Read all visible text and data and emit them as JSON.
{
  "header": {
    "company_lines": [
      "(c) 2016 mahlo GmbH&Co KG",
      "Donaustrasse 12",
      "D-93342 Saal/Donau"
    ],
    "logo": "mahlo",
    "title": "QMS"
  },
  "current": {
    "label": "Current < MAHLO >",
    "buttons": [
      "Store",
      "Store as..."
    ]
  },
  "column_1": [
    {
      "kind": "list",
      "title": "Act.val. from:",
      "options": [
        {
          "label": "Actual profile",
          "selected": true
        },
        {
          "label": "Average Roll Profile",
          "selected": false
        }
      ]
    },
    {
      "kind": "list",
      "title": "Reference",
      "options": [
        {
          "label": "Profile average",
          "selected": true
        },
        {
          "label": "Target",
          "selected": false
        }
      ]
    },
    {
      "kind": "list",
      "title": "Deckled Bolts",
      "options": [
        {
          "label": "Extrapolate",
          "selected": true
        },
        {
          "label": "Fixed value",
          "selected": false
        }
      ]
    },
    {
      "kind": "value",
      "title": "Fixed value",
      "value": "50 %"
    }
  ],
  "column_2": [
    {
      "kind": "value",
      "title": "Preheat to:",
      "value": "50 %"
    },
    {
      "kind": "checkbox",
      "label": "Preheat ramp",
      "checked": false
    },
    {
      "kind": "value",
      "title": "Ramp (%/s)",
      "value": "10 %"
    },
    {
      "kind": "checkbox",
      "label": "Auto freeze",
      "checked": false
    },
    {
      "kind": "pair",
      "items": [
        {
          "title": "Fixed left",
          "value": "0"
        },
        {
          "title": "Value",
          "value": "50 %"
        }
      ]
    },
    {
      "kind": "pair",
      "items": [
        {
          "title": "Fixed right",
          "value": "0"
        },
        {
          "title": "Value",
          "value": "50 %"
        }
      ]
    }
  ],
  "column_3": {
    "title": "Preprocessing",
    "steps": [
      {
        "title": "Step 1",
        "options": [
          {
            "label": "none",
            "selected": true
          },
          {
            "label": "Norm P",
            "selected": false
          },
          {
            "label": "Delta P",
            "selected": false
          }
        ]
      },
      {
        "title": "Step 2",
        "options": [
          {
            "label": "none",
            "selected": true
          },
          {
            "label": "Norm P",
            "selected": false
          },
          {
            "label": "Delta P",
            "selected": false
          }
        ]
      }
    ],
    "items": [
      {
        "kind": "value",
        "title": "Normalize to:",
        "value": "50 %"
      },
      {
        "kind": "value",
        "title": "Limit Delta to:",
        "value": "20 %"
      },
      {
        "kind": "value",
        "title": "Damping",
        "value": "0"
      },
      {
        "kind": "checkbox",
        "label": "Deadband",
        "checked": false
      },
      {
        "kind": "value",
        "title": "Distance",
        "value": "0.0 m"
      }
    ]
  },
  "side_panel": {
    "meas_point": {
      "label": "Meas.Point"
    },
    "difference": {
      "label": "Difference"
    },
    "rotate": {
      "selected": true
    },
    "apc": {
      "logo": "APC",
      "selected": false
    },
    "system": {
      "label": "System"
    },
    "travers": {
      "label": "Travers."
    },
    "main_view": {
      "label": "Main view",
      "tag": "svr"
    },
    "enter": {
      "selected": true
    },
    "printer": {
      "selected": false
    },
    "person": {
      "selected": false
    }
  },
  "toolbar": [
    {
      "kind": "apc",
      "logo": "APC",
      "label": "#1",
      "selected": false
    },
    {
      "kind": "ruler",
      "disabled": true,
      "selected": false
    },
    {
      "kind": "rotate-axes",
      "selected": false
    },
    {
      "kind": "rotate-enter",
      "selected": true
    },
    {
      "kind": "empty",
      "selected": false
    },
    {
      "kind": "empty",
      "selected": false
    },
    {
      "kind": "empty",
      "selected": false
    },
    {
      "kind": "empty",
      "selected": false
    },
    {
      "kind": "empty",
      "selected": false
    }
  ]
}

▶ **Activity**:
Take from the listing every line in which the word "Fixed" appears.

▶ **Task solution**:
          "label": "Fixed value",
      "title": "Fixed value",
          "title": "Fixed left",
          "title": "Fixed right",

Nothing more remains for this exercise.